WPATH, the World Professsional Association for Transgender Health – the organization formerly known as HBIGDA, or the Harry Benjamin Internaltional Gender Dysphoria Association – has issued a statement/report on their recommendations for the “gender incongruence” (formerly known as GID, & previously as gender dysphoria) for the upcoming DSM V.
Here are excerpts:
The WPATH Consensus Group believes that gender variance is not in and of itself pathological and that having a cross- or transgender identity does not constitute a psychiatric disorder (Knudson, DeCuypere, & Bockting, in press). However, the WPATH Consensus Group did not reach consensus on whether or not the diagnosis should be retained or removed. Instead, participants chose to present a continuum of positions ranging from removal to reform with the majority advocating for reform (Knudson, DeCuypere, & Bockting, in press; Ehrbar, in press, for a discussion of the pros and cons for removal or reform).
Instead of broadening the diagnosis, the WPATH Consensus Group recommends a narrowing of the diagnosis to those who experience distress associated with gender incongruence (Knudson, De Cuypere, & Bockting, in press). Therefore, we disagree with the absence of a distress component in the proposed criteria. It appears that in an honourable attempt to be inclusive of the wide spectrum of gender variance and gender variant identities, and to account for healthy, well adjusted individuals who might seek hormonal or surgical interventions, the workgroup decided to remove any component of distress or suffering which lead many transgender and transsexual individuals to seek treatment (see also Meyer-Bahlburg, 2010). Above all, it is treatment for the latter group, those who are experiencing distress or suffer, which justifies and might necessitate a diagnosis. If there is no distress or suffering and no treatment is desired, why is a diagnosis needed?
The WPATH Consensus Group recognizes that although some children present with gender dysphoria, it persists in few into adolescence or adulthood (American Psychological Association, 2009). Many of the behaviours captured in the proposed criteria are seen by many as variation in normal development, although sometimes heavily stigmatized, which a diagnostic label might reinforce (Pleak, Herbert and Shapiro, 2009). The WPATH workgroup charged with reviewing and making recommendations for revision considered to recommend removal of the childhood diagnosis, yet consensus on this issue was not achieved.
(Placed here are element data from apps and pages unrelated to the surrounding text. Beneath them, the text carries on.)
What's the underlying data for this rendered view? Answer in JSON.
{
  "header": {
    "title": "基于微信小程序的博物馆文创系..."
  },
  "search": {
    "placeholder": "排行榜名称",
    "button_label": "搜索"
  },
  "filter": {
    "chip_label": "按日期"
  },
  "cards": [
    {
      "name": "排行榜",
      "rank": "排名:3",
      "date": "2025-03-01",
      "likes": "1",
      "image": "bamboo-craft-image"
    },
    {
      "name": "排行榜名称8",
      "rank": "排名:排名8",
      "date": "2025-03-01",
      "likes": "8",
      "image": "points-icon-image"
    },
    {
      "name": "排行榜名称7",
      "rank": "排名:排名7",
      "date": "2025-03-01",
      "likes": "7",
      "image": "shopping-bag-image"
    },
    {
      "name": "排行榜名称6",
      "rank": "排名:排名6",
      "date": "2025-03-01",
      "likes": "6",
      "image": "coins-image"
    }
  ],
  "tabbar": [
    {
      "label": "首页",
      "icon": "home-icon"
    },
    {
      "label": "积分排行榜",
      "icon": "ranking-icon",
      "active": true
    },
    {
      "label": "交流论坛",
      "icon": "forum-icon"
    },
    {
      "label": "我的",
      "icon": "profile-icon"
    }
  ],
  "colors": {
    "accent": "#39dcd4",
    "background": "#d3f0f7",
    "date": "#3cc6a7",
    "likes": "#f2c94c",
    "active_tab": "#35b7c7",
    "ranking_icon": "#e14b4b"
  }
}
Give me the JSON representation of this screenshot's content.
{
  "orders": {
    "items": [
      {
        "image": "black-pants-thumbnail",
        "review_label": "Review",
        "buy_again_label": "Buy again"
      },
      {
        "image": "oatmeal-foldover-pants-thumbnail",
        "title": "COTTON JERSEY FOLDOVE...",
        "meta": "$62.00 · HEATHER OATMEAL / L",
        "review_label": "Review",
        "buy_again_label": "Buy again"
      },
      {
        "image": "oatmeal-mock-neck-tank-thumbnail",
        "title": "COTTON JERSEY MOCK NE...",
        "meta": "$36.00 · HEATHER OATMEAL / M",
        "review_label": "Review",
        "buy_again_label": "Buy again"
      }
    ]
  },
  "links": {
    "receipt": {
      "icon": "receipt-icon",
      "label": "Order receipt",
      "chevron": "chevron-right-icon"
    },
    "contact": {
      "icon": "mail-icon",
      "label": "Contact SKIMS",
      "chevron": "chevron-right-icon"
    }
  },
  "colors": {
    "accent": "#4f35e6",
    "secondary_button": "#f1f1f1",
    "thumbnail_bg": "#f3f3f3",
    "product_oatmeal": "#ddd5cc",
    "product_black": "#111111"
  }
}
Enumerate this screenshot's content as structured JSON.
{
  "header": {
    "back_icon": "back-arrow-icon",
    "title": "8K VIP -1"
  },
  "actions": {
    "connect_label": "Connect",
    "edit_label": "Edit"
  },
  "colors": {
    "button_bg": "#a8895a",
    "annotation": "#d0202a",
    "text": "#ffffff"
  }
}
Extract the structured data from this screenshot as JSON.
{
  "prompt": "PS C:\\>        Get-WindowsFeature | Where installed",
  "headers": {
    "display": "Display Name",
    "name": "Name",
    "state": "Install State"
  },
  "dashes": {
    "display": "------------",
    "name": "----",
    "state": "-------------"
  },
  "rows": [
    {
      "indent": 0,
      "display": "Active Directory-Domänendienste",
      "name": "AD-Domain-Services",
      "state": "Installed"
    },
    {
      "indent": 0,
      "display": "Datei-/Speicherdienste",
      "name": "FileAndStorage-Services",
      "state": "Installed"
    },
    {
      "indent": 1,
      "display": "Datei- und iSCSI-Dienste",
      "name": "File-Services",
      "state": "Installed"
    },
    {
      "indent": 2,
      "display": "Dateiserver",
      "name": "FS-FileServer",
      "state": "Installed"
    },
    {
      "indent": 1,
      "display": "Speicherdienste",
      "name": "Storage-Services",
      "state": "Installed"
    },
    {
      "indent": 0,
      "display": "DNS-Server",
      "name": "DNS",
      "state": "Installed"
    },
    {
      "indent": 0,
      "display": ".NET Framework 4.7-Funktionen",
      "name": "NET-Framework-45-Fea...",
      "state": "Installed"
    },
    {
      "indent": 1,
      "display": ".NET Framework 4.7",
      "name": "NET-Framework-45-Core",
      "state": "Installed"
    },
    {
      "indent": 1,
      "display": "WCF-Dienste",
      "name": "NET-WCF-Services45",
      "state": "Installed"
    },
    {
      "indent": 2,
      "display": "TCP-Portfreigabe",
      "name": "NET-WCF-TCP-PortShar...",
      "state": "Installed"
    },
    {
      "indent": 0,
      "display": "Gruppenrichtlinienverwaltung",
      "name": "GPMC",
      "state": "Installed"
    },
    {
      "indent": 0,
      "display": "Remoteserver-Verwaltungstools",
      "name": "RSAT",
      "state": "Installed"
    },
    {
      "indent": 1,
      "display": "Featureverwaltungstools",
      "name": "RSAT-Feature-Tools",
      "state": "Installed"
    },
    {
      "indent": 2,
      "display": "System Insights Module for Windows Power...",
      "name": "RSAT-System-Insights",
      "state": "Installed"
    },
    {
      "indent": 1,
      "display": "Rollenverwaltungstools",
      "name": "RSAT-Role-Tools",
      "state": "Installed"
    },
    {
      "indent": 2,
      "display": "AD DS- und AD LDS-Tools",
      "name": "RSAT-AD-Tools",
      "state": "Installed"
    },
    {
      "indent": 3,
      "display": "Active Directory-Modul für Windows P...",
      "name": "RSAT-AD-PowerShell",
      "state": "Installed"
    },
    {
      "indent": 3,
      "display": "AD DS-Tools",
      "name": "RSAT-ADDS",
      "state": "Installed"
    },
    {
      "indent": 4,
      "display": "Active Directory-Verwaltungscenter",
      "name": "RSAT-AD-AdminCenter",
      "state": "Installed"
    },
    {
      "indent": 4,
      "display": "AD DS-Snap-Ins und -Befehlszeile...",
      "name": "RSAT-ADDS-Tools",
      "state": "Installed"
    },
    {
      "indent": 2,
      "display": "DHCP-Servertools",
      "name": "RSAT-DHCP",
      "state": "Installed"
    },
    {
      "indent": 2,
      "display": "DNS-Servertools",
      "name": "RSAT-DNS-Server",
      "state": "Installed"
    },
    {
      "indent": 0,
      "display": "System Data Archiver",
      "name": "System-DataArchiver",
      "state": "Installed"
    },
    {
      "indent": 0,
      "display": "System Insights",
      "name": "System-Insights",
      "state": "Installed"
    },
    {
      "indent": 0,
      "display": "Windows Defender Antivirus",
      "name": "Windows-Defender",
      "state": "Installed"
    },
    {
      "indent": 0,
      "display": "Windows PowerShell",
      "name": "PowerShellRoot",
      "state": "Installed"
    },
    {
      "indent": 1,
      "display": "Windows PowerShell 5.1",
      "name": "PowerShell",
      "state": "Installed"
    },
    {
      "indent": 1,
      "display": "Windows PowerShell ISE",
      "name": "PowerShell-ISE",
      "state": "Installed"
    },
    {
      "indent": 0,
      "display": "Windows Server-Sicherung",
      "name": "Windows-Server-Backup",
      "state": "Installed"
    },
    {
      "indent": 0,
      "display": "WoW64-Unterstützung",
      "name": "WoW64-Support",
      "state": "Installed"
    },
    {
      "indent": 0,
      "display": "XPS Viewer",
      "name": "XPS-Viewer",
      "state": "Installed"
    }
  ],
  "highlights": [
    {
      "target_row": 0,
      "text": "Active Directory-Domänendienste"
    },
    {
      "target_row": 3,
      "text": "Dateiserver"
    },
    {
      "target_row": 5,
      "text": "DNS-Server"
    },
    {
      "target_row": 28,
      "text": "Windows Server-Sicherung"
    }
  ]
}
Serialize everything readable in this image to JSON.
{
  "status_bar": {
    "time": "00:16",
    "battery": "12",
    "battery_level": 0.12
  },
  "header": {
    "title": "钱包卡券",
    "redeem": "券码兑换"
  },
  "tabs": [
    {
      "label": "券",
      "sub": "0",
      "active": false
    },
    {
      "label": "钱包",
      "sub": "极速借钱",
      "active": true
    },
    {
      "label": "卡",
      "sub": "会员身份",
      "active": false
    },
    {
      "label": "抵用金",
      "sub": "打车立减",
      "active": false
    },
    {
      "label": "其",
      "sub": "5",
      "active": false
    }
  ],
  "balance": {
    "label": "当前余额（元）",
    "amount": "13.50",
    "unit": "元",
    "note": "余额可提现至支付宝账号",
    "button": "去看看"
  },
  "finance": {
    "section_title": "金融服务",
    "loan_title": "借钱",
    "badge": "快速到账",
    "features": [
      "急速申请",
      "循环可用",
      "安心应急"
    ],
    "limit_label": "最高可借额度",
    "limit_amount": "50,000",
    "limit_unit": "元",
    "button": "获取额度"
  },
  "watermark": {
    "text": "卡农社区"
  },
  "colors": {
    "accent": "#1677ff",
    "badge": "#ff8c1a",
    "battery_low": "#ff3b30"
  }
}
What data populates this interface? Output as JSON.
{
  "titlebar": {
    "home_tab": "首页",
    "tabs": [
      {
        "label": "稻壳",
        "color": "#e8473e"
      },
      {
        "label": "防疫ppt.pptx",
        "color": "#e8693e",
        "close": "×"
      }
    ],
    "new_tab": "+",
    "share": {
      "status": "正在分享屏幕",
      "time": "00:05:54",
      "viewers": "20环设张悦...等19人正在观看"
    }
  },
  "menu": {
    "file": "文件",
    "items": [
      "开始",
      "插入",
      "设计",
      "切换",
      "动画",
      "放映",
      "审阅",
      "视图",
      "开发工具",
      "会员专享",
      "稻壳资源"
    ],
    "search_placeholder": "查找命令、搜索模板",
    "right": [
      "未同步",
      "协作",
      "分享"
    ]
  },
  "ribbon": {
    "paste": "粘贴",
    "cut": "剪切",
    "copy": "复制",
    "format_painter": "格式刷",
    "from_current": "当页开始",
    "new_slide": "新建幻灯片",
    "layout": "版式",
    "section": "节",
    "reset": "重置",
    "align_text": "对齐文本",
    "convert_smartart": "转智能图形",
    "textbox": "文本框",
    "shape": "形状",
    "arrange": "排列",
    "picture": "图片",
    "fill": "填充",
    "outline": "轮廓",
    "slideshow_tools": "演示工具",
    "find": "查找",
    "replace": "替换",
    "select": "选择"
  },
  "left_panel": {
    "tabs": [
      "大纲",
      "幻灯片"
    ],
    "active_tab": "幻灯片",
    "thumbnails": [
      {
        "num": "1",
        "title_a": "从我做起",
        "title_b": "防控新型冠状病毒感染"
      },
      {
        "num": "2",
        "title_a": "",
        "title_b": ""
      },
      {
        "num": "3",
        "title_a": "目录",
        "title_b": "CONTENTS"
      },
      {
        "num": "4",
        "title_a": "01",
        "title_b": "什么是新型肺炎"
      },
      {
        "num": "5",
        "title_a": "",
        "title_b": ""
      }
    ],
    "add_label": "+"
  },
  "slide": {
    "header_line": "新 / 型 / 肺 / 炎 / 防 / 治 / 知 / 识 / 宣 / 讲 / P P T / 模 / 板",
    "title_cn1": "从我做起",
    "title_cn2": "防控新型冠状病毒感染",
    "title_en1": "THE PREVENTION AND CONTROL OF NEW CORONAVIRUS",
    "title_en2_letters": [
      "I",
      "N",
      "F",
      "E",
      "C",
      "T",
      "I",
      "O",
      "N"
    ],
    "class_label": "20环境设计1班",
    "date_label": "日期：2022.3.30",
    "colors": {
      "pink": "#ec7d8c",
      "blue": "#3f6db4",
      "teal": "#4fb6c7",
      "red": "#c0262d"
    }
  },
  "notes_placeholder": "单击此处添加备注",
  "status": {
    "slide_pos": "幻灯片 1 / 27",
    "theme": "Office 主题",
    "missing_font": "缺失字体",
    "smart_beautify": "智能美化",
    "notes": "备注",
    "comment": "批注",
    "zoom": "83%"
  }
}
What we did reach consensus on is that, if a childhood diagnosis would be retained, it should only apply to those with a desire to be of the other gender or an insistence that he or she is of the other gender, reflective of persistent and severe internal dysphoria associated with incongruence between sex assigned at birth and gender identity (Knudson, DeCuypere, & Bockting, in press).
(thanks to Courtney)